The plaintiff alleges that Jefferies knowingly participated in the Director Defendants’ breach of fiduciary duties by misleading them and creating an informational vacuum. The plaintiff alleges that Jefferies negotiated with Virtu for months and committed to a $20 per share price before notifying the Director Defendants of Virtu’s interest.
Critically, during that time, Jefferies used allegedly confidential KCG information to develop a divestiture strategy concerning BondPoint, but failed to inform KCG’s Board. Then, after the Board demanded Jefferies’ actual communications with Virtu, Jefferies provided to KCG a “sanitized” timeline. The timeline omitted various information that the plaintiff views as critical. According to the plaintiff, failing to contemporaneously inform the Board of its dealing with Virtu and later preparing the misleading timeline, effectively “stripped the Board of its negotiating leverage” in the Board’s dealings with Virtu. Vice Chancellor McCormick says these facts give rise to an inference of knowing participation at the pleadings stage.

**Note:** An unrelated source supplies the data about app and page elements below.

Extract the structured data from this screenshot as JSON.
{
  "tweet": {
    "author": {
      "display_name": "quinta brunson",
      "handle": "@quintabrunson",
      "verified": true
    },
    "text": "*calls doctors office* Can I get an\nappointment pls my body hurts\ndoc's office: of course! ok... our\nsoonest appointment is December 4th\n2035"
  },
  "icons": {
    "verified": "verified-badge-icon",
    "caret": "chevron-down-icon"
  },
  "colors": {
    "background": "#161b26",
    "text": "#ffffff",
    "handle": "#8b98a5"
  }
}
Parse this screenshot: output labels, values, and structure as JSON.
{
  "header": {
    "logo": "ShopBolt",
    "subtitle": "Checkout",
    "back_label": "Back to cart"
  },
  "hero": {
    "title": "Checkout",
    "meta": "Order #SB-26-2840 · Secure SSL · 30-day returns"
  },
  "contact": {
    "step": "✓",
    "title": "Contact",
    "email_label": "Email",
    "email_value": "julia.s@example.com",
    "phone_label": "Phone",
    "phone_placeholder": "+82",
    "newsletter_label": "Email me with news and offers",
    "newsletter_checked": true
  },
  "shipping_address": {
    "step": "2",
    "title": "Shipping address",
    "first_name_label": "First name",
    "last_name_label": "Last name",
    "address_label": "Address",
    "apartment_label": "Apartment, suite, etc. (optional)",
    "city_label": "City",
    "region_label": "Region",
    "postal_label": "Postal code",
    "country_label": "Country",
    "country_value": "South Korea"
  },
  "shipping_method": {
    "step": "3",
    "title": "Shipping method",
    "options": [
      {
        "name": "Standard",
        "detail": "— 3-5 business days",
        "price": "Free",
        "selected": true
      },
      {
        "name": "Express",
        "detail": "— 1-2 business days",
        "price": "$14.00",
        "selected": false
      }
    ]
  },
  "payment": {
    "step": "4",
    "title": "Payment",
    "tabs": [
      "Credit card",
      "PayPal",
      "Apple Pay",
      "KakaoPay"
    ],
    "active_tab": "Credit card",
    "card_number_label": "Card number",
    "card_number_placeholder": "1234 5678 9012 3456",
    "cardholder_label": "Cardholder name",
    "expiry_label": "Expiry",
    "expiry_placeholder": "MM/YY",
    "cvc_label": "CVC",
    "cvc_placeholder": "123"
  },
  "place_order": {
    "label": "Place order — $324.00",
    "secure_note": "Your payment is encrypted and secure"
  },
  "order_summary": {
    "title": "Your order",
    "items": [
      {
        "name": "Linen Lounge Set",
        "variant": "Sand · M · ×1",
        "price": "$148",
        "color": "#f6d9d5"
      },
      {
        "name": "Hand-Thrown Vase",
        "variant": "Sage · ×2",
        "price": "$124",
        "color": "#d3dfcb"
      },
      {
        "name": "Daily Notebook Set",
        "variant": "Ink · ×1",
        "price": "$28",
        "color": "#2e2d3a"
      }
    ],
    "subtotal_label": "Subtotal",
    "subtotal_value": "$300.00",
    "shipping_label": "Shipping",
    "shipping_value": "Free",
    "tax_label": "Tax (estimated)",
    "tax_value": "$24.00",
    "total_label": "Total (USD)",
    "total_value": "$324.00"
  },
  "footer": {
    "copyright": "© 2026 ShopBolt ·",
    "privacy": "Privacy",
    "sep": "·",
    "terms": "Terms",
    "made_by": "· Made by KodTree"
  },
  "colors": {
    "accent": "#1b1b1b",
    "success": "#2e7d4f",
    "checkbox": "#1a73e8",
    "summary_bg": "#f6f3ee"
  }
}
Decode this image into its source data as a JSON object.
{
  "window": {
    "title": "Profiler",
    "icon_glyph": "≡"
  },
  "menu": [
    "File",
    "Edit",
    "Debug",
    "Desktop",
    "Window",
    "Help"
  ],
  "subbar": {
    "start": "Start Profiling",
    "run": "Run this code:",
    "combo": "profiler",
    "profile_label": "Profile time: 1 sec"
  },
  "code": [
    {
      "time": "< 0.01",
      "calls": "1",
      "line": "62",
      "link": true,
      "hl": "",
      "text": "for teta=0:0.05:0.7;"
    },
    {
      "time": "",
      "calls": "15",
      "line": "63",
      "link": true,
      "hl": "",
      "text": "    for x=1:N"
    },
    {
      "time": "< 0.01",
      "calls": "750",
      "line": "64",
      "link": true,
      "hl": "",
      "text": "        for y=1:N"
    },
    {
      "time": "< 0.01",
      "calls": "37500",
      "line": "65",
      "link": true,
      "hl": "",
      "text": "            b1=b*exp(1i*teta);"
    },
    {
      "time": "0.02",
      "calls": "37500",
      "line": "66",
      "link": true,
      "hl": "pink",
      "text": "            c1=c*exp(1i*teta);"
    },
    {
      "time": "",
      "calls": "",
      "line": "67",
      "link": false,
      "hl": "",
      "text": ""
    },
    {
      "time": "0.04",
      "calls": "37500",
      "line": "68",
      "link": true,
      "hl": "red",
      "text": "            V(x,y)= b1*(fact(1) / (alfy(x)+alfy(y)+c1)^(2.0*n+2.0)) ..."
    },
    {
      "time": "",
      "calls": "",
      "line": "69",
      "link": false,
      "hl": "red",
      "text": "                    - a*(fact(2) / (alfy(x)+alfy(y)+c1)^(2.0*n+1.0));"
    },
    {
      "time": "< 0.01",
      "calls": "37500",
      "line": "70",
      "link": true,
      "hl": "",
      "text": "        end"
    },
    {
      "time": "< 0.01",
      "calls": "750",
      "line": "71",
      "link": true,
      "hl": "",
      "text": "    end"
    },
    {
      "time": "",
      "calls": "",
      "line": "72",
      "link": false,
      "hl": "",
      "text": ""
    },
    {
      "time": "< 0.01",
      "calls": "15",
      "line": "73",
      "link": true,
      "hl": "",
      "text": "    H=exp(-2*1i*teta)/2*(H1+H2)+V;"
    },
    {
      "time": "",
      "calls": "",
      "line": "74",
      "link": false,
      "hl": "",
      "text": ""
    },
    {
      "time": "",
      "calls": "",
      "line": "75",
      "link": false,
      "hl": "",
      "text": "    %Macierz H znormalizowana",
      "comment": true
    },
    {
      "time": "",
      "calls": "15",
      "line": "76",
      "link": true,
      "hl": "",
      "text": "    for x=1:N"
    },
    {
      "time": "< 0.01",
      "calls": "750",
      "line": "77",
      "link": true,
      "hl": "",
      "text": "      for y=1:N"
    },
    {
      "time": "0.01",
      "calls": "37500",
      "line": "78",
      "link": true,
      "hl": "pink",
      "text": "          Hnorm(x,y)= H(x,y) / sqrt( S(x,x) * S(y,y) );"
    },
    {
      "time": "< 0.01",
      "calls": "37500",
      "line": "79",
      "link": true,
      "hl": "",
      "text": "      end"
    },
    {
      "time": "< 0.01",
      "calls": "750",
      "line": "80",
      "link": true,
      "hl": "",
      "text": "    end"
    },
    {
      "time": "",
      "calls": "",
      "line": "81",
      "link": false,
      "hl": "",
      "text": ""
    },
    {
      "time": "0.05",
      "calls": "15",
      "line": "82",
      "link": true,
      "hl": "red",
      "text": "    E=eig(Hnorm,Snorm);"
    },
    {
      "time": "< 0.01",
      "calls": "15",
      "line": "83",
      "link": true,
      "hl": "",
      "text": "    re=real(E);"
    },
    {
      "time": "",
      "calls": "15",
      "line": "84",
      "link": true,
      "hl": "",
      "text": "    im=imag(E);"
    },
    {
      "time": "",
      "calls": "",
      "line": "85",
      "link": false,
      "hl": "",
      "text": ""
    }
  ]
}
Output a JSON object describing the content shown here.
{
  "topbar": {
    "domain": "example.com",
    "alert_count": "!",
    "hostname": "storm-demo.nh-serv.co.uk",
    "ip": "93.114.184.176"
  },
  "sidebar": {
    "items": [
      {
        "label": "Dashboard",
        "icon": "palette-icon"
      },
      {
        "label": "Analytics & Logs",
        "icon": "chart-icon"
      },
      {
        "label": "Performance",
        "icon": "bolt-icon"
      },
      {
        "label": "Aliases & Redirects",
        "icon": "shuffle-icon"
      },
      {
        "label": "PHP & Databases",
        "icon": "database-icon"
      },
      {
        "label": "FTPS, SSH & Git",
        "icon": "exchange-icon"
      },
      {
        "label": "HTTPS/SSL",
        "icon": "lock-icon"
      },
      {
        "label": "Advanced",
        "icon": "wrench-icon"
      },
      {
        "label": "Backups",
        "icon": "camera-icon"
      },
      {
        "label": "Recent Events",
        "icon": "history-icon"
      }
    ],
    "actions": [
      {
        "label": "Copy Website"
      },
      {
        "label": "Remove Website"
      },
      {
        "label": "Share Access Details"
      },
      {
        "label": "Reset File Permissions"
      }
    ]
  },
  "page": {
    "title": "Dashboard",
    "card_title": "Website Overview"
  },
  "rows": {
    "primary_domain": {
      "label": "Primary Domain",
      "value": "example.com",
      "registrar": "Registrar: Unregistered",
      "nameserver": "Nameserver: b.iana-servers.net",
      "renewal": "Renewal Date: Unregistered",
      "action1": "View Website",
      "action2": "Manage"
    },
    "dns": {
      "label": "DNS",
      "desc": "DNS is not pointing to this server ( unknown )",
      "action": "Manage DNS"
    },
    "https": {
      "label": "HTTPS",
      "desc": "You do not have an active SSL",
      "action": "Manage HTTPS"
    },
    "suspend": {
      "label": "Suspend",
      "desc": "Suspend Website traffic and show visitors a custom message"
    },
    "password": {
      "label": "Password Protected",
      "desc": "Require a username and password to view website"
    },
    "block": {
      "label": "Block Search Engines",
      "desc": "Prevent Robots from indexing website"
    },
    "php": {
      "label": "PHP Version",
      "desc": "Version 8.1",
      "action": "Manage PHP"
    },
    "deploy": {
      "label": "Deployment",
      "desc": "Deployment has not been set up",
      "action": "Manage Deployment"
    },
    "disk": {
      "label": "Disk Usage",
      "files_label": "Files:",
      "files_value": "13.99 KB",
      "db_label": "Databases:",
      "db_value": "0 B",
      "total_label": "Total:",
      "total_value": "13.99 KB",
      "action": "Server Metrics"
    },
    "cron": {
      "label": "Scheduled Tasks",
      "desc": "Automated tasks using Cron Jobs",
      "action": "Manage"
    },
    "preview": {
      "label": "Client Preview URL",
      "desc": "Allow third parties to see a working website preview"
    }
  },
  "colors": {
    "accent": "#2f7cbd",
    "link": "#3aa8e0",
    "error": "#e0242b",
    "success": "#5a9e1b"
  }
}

Aiding and abetting claims represent a context-specific application of civil conspiracy law. That is because a plaintiff typically alleges that the bidder and the target’s board conspired to harm stockholders. By contrast, in this case, the plaintiff alleges that Virtu and Jefferies conspired to harm KCG’s stockholders.
Virtu and Jefferies argue that the civil conspiracy claims against them should be dismissed because the plaintiff has not alleged a predicate tort. This argument fails, Vice Chancellor McCormick said, because the Complaint adequately alleged a claim for aiding and abetting a breach of fiduciary duty.
According to her, the plaintiff has adequately alleged the other elements of conspiracy also. It is reasonable to infer from the facts alleged that: Virtu and Jefferies agreed upon a merger price as of the February 16, 2017 meeting of their CEOs; they agreed to sell BondPoint post-merger; they worked together to achieve that goal, and, along the way, interfered with the Director Defendants’ exercise of their fiduciary duties, and exploited confidential KCG information concerning BondPoint.
It is also reasonably conceivable that this conduct resulted in damage to the stockholder class, Vice Chancellor McCormick concluded.
The lawsuit continues at the Delaware Chancery Court.